[[ Study material, beginning ]]

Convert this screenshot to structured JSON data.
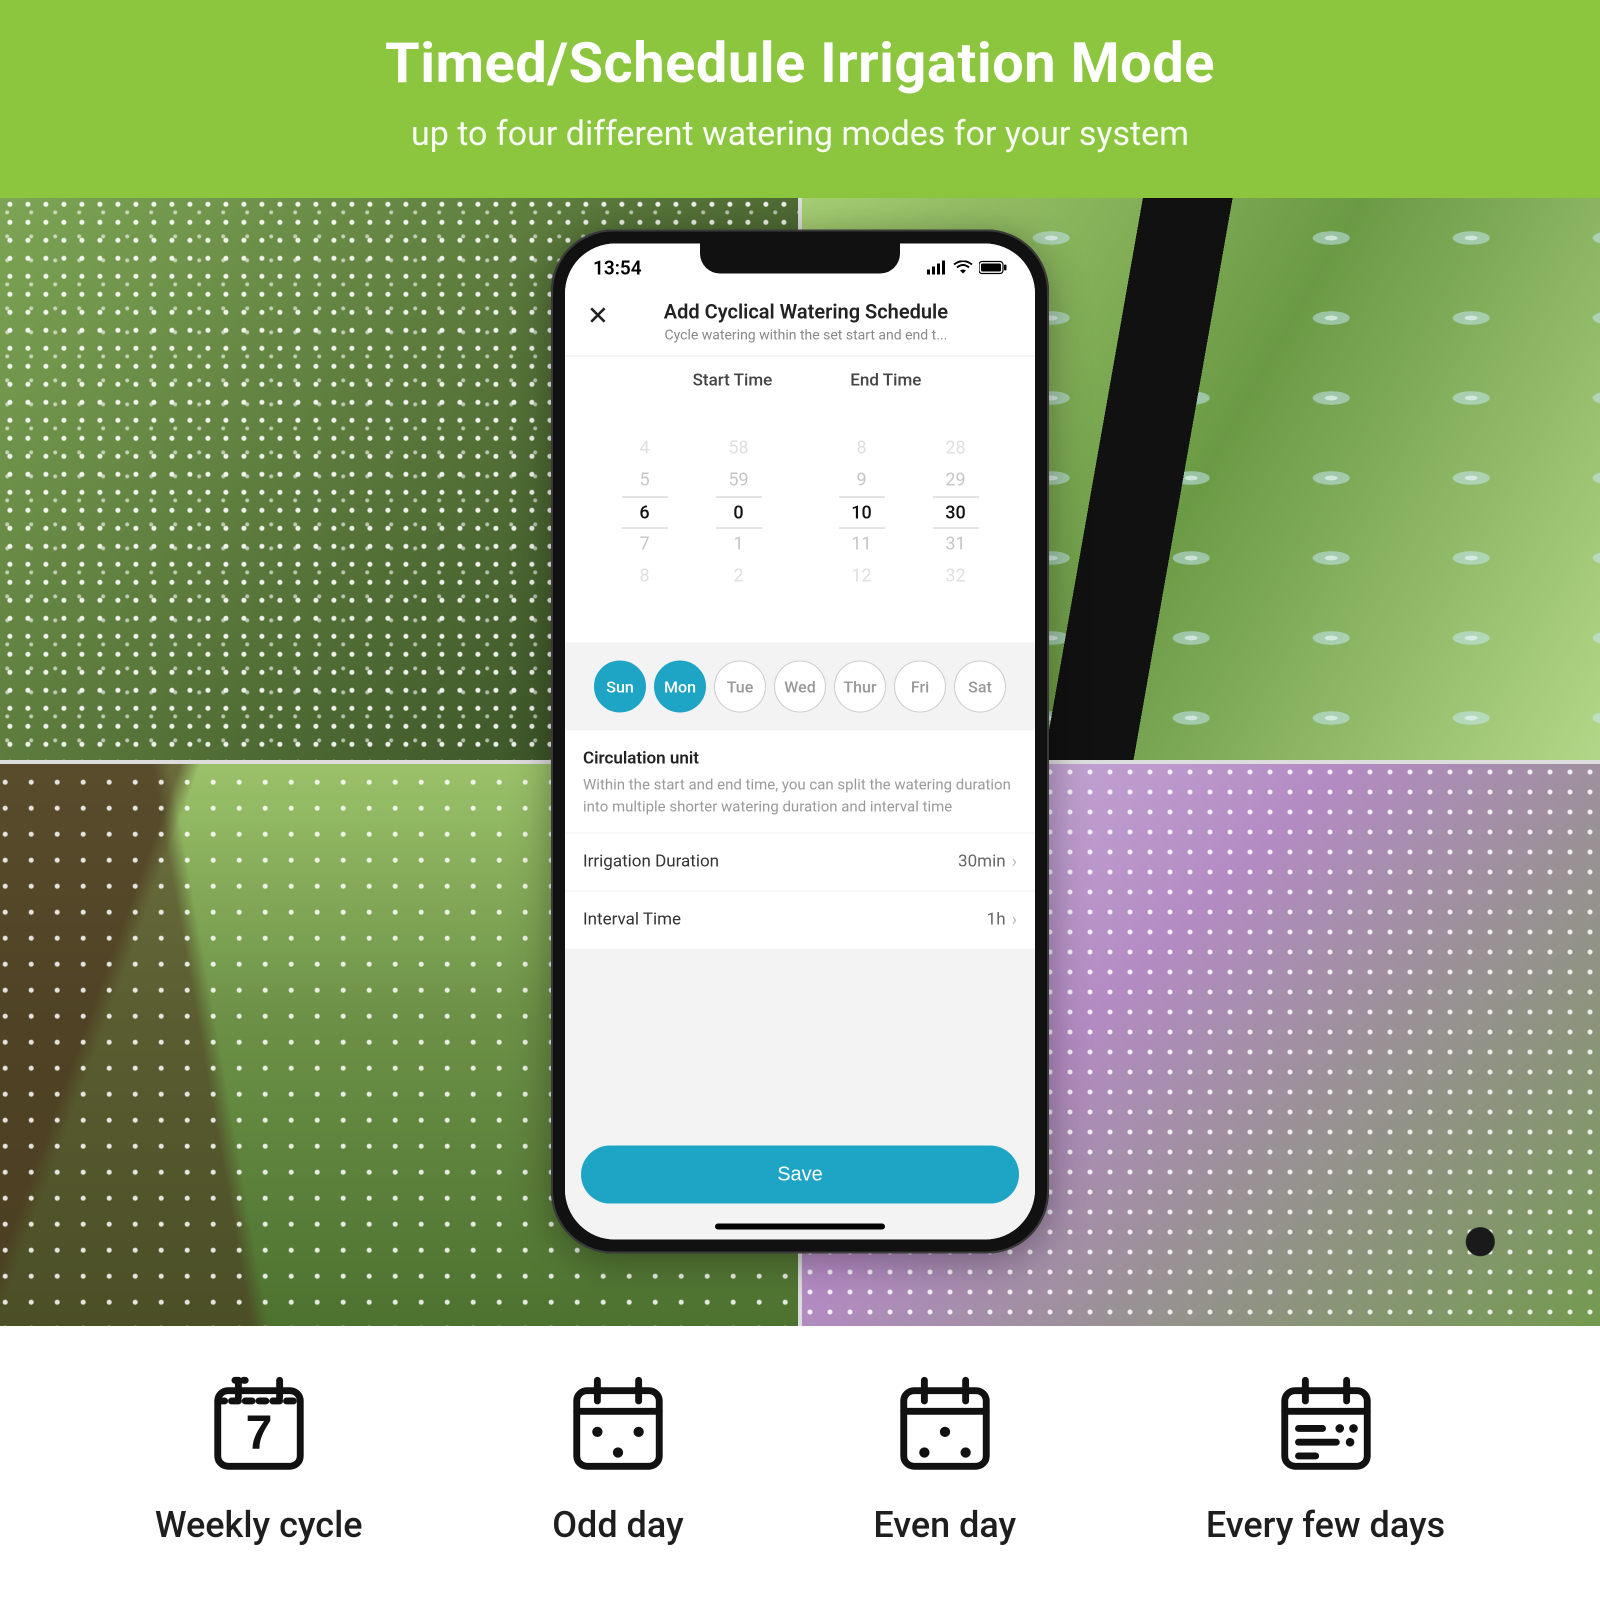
{
  "banner": {
    "title": "Timed/Schedule Irrigation Mode",
    "subtitle": "up to four different watering modes for your system"
  },
  "status": {
    "time": "13:54"
  },
  "header": {
    "title": "Add Cyclical Watering Schedule",
    "subtitle": "Cycle watering within the set start and end t..."
  },
  "time_section": {
    "start_label": "Start Time",
    "end_label": "End Time",
    "start_hour": {
      "r0": "",
      "r1": "4",
      "r2": "5",
      "sel": "6",
      "r4": "7",
      "r5": "8",
      "r6": ""
    },
    "start_min": {
      "r0": "",
      "r1": "58",
      "r2": "59",
      "sel": "0",
      "r4": "1",
      "r5": "2",
      "r6": ""
    },
    "end_hour": {
      "r0": "",
      "r1": "8",
      "r2": "9",
      "sel": "10",
      "r4": "11",
      "r5": "12",
      "r6": ""
    },
    "end_min": {
      "r0": "",
      "r1": "28",
      "r2": "29",
      "sel": "30",
      "r4": "31",
      "r5": "32",
      "r6": ""
    }
  },
  "days": {
    "sun": "Sun",
    "mon": "Mon",
    "tue": "Tue",
    "wed": "Wed",
    "thur": "Thur",
    "fri": "Fri",
    "sat": "Sat"
  },
  "circulation": {
    "title": "Circulation unit",
    "desc": "Within the start and end time, you can split the watering duration into multiple shorter watering duration and interval time"
  },
  "settings": {
    "irrigation_label": "Irrigation Duration",
    "irrigation_value": "30min",
    "interval_label": "Interval Time",
    "interval_value": "1h"
  },
  "save_label": "Save",
  "modes": {
    "weekly": "Weekly cycle",
    "odd": "Odd day",
    "even": "Even day",
    "few": "Every few days"
  }
}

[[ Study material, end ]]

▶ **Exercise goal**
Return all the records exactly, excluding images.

▶ **Answer box**
Convert this screenshot to structured JSON data.
{
  "banner": {
    "title": "Timed/Schedule Irrigation Mode",
    "subtitle": "up to four different watering modes for your system"
  },
  "status": {
    "time": "13:54"
  },
  "header": {
    "title": "Add Cyclical Watering Schedule",
    "subtitle": "Cycle watering within the set start and end t..."
  },
  "time_section": {
    "start_label": "Start Time",
    "end_label": "End Time",
    "start_hour": {
      "r0": "",
      "r1": "4",
      "r2": "5",
      "sel": "6",
      "r4": "7",
      "r5": "8",
      "r6": ""
    },
    "start_min": {
      "r0": "",
      "r1": "58",
      "r2": "59",
      "sel": "0",
      "r4": "1",
      "r5": "2",
      "r6": ""
    },
    "end_hour": {
      "r0": "",
      "r1": "8",
      "r2": "9",
      "sel": "10",
      "r4": "11",
      "r5": "12",
      "r6": ""
    },
    "end_min": {
      "r0": "",
      "r1": "28",
      "r2": "29",
      "sel": "30",
      "r4": "31",
      "r5": "32",
      "r6": ""
    }
  },
  "days": {
    "sun": "Sun",
    "mon": "Mon",
    "tue": "Tue",
    "wed": "Wed",
    "thur": "Thur",
    "fri": "Fri",
    "sat": "Sat"
  },
  "circulation": {
    "title": "Circulation unit",
    "desc": "Within the start and end time, you can split the watering duration into multiple shorter watering duration and interval time"
  },
  "settings": {
    "irrigation_label": "Irrigation Duration",
    "irrigation_value": "30min",
    "interval_label": "Interval Time",
    "interval_value": "1h"
  },
  "save_label": "Save",
  "modes": {
    "weekly": "Weekly cycle",
    "odd": "Odd day",
    "even": "Even day",
    "few": "Every few days"
  }
}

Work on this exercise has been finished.